The principle of the rule of law is also said to be important as it upholds a monopoly on the legitimate use of force. Democracy depends on an effective state. The Constitution and statutes give the state the monopoly on the use of force. In addition, the adoption of the rule of law helps to maintain social order in the country. Rule of Law is a significant pillar in a democracy like Mauritius as it provides a stable basis which ENSURES THE PROTECTION OF THOSE RIGHTS LIKE IN THE CASE OF MINISTRY OF HOME AFFAIRS V FISHER, CRITICAL to maintaining an orderly and productive society, creating the conditions that enable a democratic society to develop and thrive.
These rights are essential to maintaining basic social order and discouraging the resort to vigilantism, criminality and violence. They include effective protection of fundamental property and contractual rights, guarantees of freedom of association and civil liberties, ensuring compensation for wrongs, enforcement and regulation of social responsibilities and obligations, protection of individual against predatory business practices, protection from social and economic discrimination and peaceful resolution of disputes.
Such rights are also essential to ensuring economic DEVELOPMENT AND ADDRESSING POVERTY. Furthermore, equal rights of the citizens of Mauritius are highly protected in the presence of the rule of law. Adherence to the rule of law levels the playing field of the political arena. Our Constitution ordains equality among citizens and no person is discriminated on grounds like race, colour, sex, place of origin. For the judiciary to function appropriately in Mauritius, the government must adopt the rule of law.
This is because of the separation of powers that exist between the three organs of a democratic country namely the legislature, judiciary and the executive. Without this doctrine there will be abuse of power and overlaps. The judiciary being independent can intervene on grounds of unconstitutionality, for examples, in Noordally V Attorney General & ANOR AND IN VALLET V RAMGOOLAM. The rule of law is also considered to be important because it prevents laws to be retroactive. This is enacted in our constitution whereby the laws of Mauritius should be prospective in order to protect the accused by allowing him to have a fair trial.
Due to the presence of the theory of rule of law, the presumption of legality is upheld where there cannot be an offence at a time the offence was not committed and no penalty shall be imposed for any criminal offence that is severer in degree. Last but not least, the rule of law is important as without a system to restrain absolute freedom in society there would be chaos and anarchy. Rule of Law provides some possibility for a relatively cohesive set of rules of conduct for a democratic society.
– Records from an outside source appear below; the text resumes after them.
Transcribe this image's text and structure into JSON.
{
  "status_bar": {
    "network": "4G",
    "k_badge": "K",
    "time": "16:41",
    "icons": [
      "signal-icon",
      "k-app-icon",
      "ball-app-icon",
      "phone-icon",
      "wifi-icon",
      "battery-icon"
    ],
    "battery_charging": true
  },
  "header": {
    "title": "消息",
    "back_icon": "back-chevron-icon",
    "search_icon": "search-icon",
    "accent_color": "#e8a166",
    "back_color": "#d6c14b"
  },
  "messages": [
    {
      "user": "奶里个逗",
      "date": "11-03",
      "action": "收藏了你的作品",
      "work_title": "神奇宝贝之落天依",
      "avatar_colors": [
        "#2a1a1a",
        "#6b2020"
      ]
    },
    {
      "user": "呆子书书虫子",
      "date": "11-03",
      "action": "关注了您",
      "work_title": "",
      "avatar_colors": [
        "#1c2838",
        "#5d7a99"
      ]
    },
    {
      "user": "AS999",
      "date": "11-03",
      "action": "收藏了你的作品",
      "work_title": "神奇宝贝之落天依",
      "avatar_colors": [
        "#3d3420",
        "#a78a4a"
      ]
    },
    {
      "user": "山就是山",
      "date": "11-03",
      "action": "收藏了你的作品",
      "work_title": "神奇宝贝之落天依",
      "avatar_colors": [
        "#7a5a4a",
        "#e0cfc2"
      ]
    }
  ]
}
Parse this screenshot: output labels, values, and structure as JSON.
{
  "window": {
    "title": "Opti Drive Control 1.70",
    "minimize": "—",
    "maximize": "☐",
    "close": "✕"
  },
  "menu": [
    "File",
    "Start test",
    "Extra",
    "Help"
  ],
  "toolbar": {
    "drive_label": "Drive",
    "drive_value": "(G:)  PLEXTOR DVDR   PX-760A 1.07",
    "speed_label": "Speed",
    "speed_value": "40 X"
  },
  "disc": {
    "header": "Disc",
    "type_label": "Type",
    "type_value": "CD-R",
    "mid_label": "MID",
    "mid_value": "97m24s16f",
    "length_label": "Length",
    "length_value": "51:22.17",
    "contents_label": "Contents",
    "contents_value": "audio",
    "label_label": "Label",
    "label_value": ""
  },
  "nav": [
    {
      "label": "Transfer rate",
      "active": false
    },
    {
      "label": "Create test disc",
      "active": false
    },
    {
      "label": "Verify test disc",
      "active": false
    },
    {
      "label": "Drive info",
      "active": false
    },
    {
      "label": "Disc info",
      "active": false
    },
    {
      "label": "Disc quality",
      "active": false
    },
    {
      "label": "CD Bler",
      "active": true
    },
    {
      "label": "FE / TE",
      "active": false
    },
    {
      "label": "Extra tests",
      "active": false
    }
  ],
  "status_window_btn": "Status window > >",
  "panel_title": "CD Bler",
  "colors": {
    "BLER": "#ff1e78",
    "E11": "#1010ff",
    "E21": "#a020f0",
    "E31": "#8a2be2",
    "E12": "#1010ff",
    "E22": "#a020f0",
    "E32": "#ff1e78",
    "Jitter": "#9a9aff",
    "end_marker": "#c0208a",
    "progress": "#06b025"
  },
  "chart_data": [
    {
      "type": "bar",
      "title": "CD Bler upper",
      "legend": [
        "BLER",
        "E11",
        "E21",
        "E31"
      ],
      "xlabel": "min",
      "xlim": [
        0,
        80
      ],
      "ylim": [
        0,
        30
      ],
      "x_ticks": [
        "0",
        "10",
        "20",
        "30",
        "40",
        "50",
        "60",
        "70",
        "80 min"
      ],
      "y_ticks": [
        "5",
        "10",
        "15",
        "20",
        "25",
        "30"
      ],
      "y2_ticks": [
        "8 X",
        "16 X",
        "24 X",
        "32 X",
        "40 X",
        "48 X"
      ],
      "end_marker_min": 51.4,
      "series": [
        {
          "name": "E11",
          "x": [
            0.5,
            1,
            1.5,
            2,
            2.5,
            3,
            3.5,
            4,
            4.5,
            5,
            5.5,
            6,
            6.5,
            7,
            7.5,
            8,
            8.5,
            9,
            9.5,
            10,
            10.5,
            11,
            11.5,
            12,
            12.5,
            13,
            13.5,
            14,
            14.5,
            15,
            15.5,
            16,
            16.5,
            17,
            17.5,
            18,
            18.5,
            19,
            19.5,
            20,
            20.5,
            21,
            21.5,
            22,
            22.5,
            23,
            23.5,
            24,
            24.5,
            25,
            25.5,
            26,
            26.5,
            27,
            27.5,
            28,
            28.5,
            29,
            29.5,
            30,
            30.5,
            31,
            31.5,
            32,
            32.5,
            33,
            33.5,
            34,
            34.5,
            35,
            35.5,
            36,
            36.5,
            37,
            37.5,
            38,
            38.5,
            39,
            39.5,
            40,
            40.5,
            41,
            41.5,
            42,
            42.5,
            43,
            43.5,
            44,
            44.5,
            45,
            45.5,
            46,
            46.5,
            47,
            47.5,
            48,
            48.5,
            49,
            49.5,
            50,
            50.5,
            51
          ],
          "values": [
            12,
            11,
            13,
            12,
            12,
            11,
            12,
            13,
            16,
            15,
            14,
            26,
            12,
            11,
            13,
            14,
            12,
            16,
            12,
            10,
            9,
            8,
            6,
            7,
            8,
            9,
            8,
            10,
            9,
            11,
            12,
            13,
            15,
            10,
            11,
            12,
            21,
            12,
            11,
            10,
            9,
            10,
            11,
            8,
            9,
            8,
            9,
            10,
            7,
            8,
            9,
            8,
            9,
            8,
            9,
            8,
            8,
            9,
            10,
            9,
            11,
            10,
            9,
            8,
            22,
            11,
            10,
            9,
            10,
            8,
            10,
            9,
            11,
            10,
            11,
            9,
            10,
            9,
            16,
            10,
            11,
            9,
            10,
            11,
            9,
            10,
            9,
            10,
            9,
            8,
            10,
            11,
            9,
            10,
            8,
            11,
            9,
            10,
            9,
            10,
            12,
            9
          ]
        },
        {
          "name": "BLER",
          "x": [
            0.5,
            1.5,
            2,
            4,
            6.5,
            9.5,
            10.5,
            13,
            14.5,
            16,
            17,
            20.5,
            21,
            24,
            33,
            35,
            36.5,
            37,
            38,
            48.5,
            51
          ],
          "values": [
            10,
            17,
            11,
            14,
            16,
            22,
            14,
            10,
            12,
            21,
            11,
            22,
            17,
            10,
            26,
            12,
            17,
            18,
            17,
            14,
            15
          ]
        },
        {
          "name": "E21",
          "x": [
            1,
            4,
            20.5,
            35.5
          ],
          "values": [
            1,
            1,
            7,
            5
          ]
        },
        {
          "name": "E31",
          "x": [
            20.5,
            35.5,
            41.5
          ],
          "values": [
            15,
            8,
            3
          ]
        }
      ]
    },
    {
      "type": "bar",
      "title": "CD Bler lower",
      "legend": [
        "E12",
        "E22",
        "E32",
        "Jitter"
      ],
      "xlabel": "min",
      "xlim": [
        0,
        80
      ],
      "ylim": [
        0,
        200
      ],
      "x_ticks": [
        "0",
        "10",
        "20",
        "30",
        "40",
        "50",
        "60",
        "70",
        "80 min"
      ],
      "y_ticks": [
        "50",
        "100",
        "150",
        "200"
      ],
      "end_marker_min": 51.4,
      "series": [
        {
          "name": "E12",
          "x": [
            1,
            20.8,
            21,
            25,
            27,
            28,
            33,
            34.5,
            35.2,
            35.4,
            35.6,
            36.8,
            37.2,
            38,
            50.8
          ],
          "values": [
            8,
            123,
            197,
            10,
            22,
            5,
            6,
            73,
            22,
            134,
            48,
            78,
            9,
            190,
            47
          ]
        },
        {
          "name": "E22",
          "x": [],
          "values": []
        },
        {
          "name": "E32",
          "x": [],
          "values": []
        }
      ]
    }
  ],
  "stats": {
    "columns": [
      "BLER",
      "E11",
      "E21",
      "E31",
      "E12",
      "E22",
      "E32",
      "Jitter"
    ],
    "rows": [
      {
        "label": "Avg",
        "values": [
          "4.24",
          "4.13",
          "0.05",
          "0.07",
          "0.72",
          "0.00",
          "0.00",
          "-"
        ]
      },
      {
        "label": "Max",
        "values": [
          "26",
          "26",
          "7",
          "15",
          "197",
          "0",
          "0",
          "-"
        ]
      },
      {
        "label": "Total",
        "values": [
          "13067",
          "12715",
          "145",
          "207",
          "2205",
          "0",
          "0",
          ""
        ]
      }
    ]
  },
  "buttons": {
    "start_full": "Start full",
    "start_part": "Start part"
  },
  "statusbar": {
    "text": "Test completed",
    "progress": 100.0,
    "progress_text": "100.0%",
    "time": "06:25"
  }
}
1. 4 Conclusion In the light of the above analysis, it can be found that Rule of law is a sine quanon element in our democracy. Without the rule of law, constitutions and laws are meaningless. The most basic idea underlying the principle of rule of law is that law is supreme. It is law that rules and nothing else. Economists like Milton Friedman have strongly criticised the efficiency of democracy and the rule of law as it leads to political instability. Moreover in Mauritius, the President has got immunities with regards to civil cases. Thus, it can be concluded that for a proper functioning, there should be strict application of the various principles of Rule of Law by the Government as mentioned above.